Best Cash-Out Refinance Lenders of December 2021

Wendy Wilson

If you’re looking to cash out some equity from your home or refinance at a lower rate, start by comparing the top cash-out refinance lenders that offer competitive rates and fast approval.

What are the requirements for cash-out refinancing?

There are different requirements from lenders. However, the basic requirements include:

  • Proof of maintaining your original mortgage: If you are using the same lender for refinancing, you may not need to obtain these documents. However, if you are using a new lender, you will be required to provide evidence that you will continue to pay the mortgage, such as submitting bank statements that you have been servicing your loan faithfully. Also, the lender may want to look at your repayment history for the last three months. 
  • Equity: You need to prove that you own equity in your home. The minimum requirement for cashing out is usually 20%. 
  • Income: Lenders want to look at your financial status and be sure that you have consistent income. Borrowers with a stable income enjoy lower rates than those with an unstable income. The lender will look at your debt to income ratio to determine your ability to repay the loan as well as your existing monthly bills and debts. The average maximum debt to income ratio is 36%. 
  • Credit status: The average minimum credit score ranges between 580 to 620. Borrowers looking to refinance only may have a credit score as low as 580. On the other hand, individuals looking for cash out require a minimum credit score of 600+.
  • Cash-out refinance wait period: The waiting period varies among lenders and also depends on the type of loan you’re looking to take out. If you are looking to cash out on a conventional mortgage, the average waiting period is six months from the closing date of your original loan. For government-backed mortgages, such as VA loans, you need to make at least six consecutive payments before applying for a cash-out refinance. 
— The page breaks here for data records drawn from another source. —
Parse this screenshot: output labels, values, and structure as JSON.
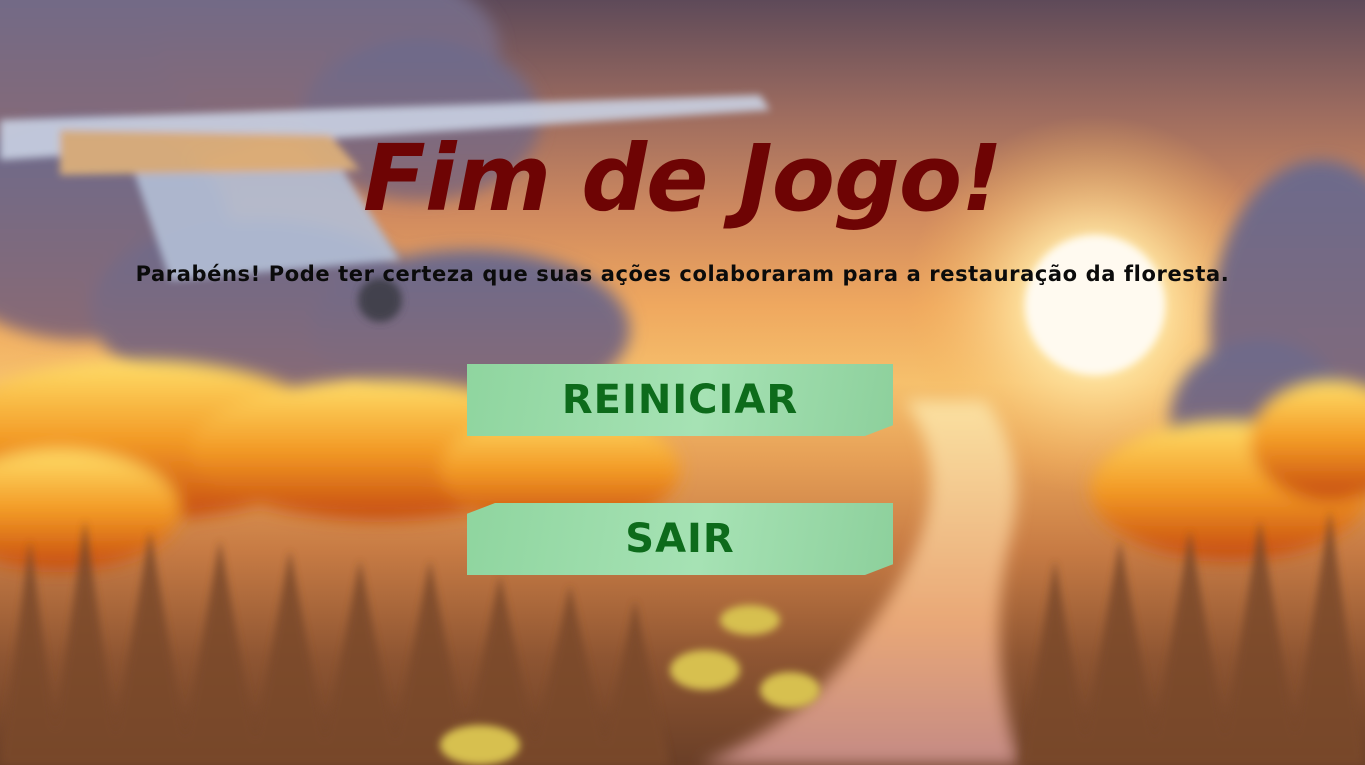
{
  "screen": {
    "title": "Fim de Jogo!",
    "message": "Parabéns! Pode ter certeza que suas ações colaboraram para a restauração da floresta."
  },
  "buttons": {
    "restart_label": "REINICIAR",
    "exit_label": "SAIR"
  },
  "colors": {
    "title": "#6e0404",
    "message": "#0b0b0b",
    "button_fill": "#a6e2b4",
    "button_text": "#0d6b1b"
  },
  "background": {
    "description_icon": "burning-forest-scene"
  }
}
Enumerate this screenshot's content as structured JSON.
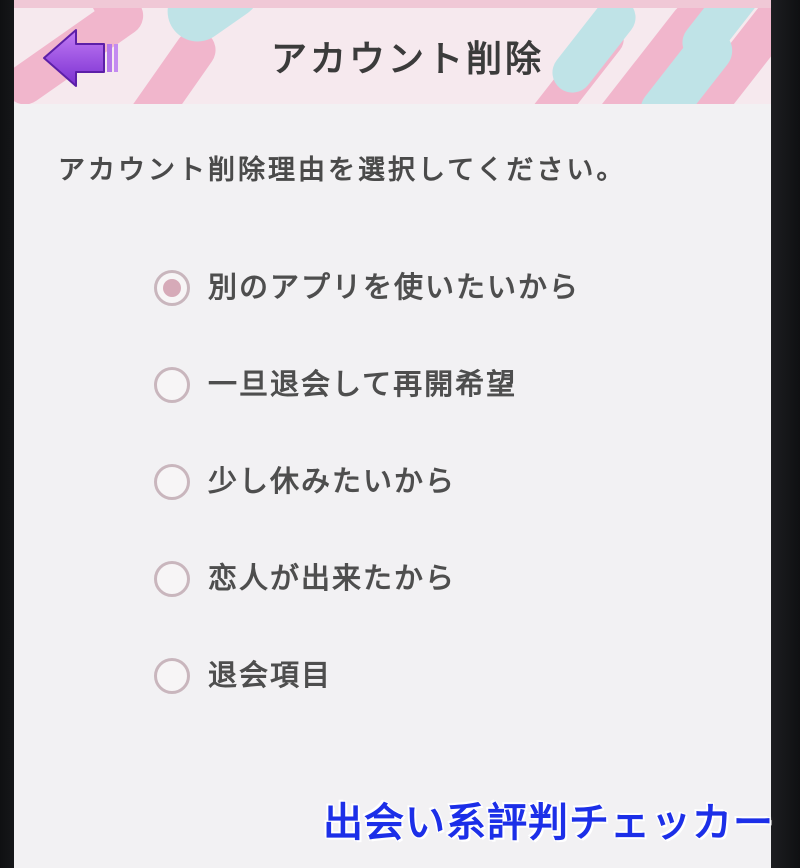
{
  "header": {
    "title": "アカウント削除",
    "back_icon": "arrow-left-icon"
  },
  "prompt": "アカウント削除理由を選択してください。",
  "options": [
    {
      "label": "別のアプリを使いたいから",
      "selected": true
    },
    {
      "label": "一旦退会して再開希望",
      "selected": false
    },
    {
      "label": "少し休みたいから",
      "selected": false
    },
    {
      "label": "恋人が出来たから",
      "selected": false
    },
    {
      "label": "退会項目",
      "selected": false
    }
  ],
  "watermark": "出会い系評判チェッカー",
  "colors": {
    "header_background": "#f6e9ee",
    "header_stripe_pink": "#f1b6cc",
    "header_stripe_teal": "#bfe3e7",
    "back_arrow": "#9b4fe0",
    "radio_border": "#c9b6bd",
    "radio_selected": "#d6aab8",
    "watermark": "#1c2fe8"
  }
}
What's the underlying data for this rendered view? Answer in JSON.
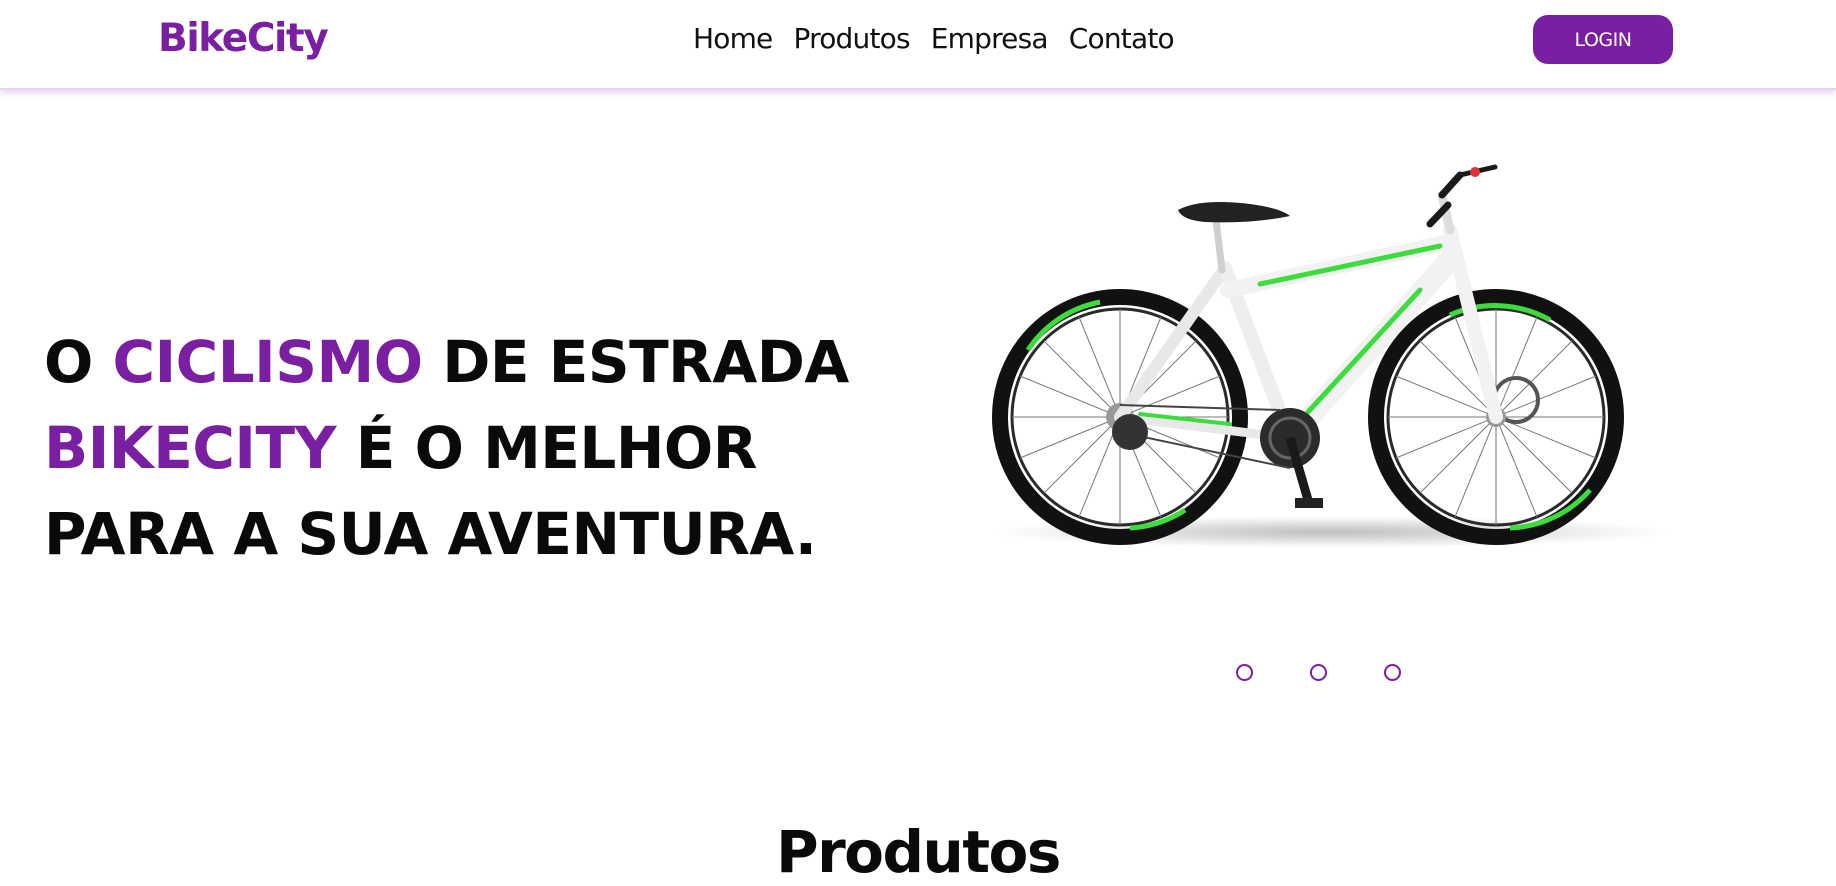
{
  "header": {
    "logo": "BikeCity",
    "nav": [
      "Home",
      "Produtos",
      "Empresa",
      "Contato"
    ],
    "login_label": "LOGIN"
  },
  "hero": {
    "line1": {
      "w1": "O",
      "w2": "CICLISMO",
      "w3": "DE ESTRADA"
    },
    "line2": {
      "w1": "BIKECITY",
      "w2": "É O MELHOR"
    },
    "line3": "PARA A SUA AVENTURA.",
    "image_alt": "Bicicleta branca com detalhes verdes",
    "carousel_count": 3
  },
  "section": {
    "title": "Produtos"
  },
  "colors": {
    "accent": "#7b1fa2",
    "bike_green": "#3ddc3d",
    "tire": "#111111"
  }
}
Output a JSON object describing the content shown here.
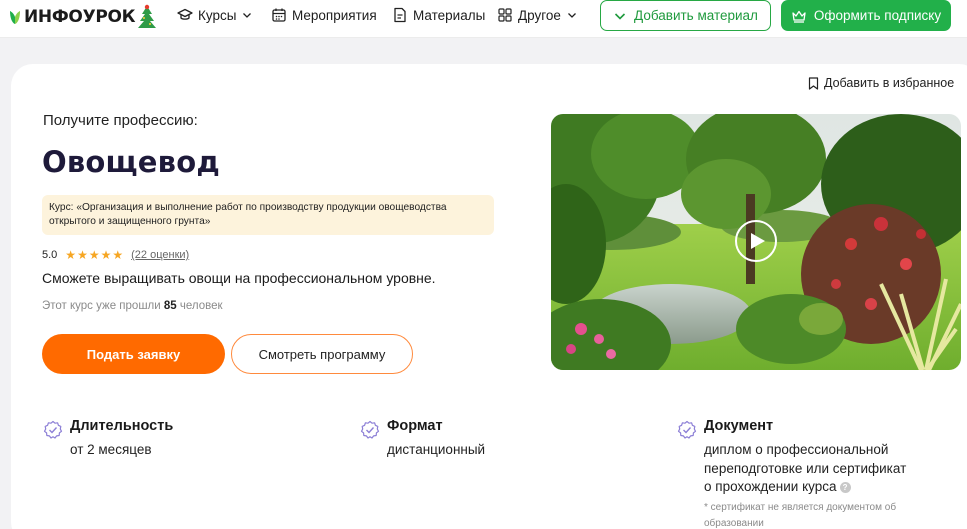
{
  "header": {
    "logo_text": "ИНФОУРОК",
    "nav": [
      {
        "label": "Курсы",
        "icon": "graduation-cap-icon"
      },
      {
        "label": "Мероприятия",
        "icon": "calendar-icon"
      },
      {
        "label": "Материалы",
        "icon": "document-icon"
      },
      {
        "label": "Другое",
        "icon": "grid-icon"
      }
    ],
    "add_material_label": "Добавить материал",
    "subscribe_label": "Оформить подписку"
  },
  "card": {
    "favorite_label": "Добавить в избранное",
    "get_profession": "Получите профессию:",
    "title": "Овощевод",
    "course_description": "Курс: «Организация и выполнение работ по производству продукции овощеводства открытого и защищенного грунта»",
    "rating_value": "5.0",
    "rating_stars": 5,
    "rating_count": "(22 оценки)",
    "subtitle": "Сможете выращивать овощи на профессиональном уровне.",
    "passed_prefix": "Этот курс уже прошли",
    "passed_count": "85",
    "passed_suffix": "человек",
    "apply_label": "Подать заявку",
    "program_label": "Смотреть программу"
  },
  "features": [
    {
      "label": "Длительность",
      "value": "от 2 месяцев"
    },
    {
      "label": "Формат",
      "value": "дистанционный"
    },
    {
      "label": "Документ",
      "value_lines": [
        "диплом о профессиональной",
        "переподготовке или сертификат",
        "о прохождении курса"
      ],
      "note": "* сертификат не является документом об образовании"
    }
  ],
  "colors": {
    "brand_green": "#22b04a",
    "accent_orange": "#ff6a00",
    "title_navy": "#1e1a3a",
    "star": "#f6a623",
    "feature_icon": "#8c7fd6"
  }
}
How does cash-out refinancing work?

Borrowers refinance the mortgage to a larger mortgage based on the home value. After paying off your existing loan with the refinance mortgage, the remaining funds are issued to you as a cheque. For example:

  • Home value: $500,000
  • Current mortgage balance: $300,000
  • Cash out refinance loan: $400,000
  • Maximum cash out: $400,000 – $300,000 = $100,000

In this example, the borrower has built home equity of $200,000 ($500,000 – $300,000). Borrowers need to retain at least 20% of their home equity, so the maximum cash out is $100,000. However, cash-out limits and minimum equity vary by lender.

How much does cash-out refinancing cost?

The costs for refinancing your mortgage depend on your lender, loan amount, loan to value (LTV) amount, and location. The average costs to cash out range between 3% to 5% of the total principal amount. If your lender charges a 4% fee on a loan amount of $100, 000, you will be required to pay $4,000 in refinancing costs. However, these costs can be added to the loan amount instead of paying up front. 

Refinance costs do not include mortgage insurance, house insurance, and property taxes, as they are usually set up during your original loan application.

Some of the costs incurred include:

  • Home appraisal fee: The lender sends an appraiser to determine your home value. 
  • Origination fee: Some lenders charge this fee to originate the loan.
  • Refinance application fee: The fee varies by lender and location. 
  • Title search fee: Title search protects both the lender and borrower from fraudulent home sellers. 
  • Mortgage points fee: You can buy mortgage points to lower your interest rates. One mortgage point is equal to one percent of the loan amount.
  • Lender’s attorney review fee: They depend on the lender and location. 

Choosing the best cash-out refinance lender

Some of the factors to consider when choosing the best cash-out refinance lender include:

  • Interest rates: Rates vary by lender, and it’s important to compare rates from at least three lenders. Lower interest rates can save you thousands of dollars. 
  • Closing costs: Although a lender may offer you a lower mortgage interest rate, you need to look at the total closing costs as this could cost you more than the lower rate in the long run. It would help if you ask your mortgage advisor about any hidden costs before proceeding with the application. Some lenders charge an origination fee that sometimes must be paid up front.
  • Loan terms: Some lenders offer a variety of loan terms ranging between 10 to 30 years. A longer loan term have lower monthly payments but a higher accumulated interest. On the other hand, shorter loan terms have higher monthly payments and little accumulated interest rates. 
  • Lender qualifying requirements: Different lenders have specific requirements on credit scores and debt to income ratio. Some lenders require you to sign up or open a checking account before you apply for the loan. 
  • Application process: Although most lenders offer digital platforms to complete your application, some require you to visit in-person when submitting documents. Also, you need to consider the number of waiting days on prequalification, pre-approvals, and closing the loan.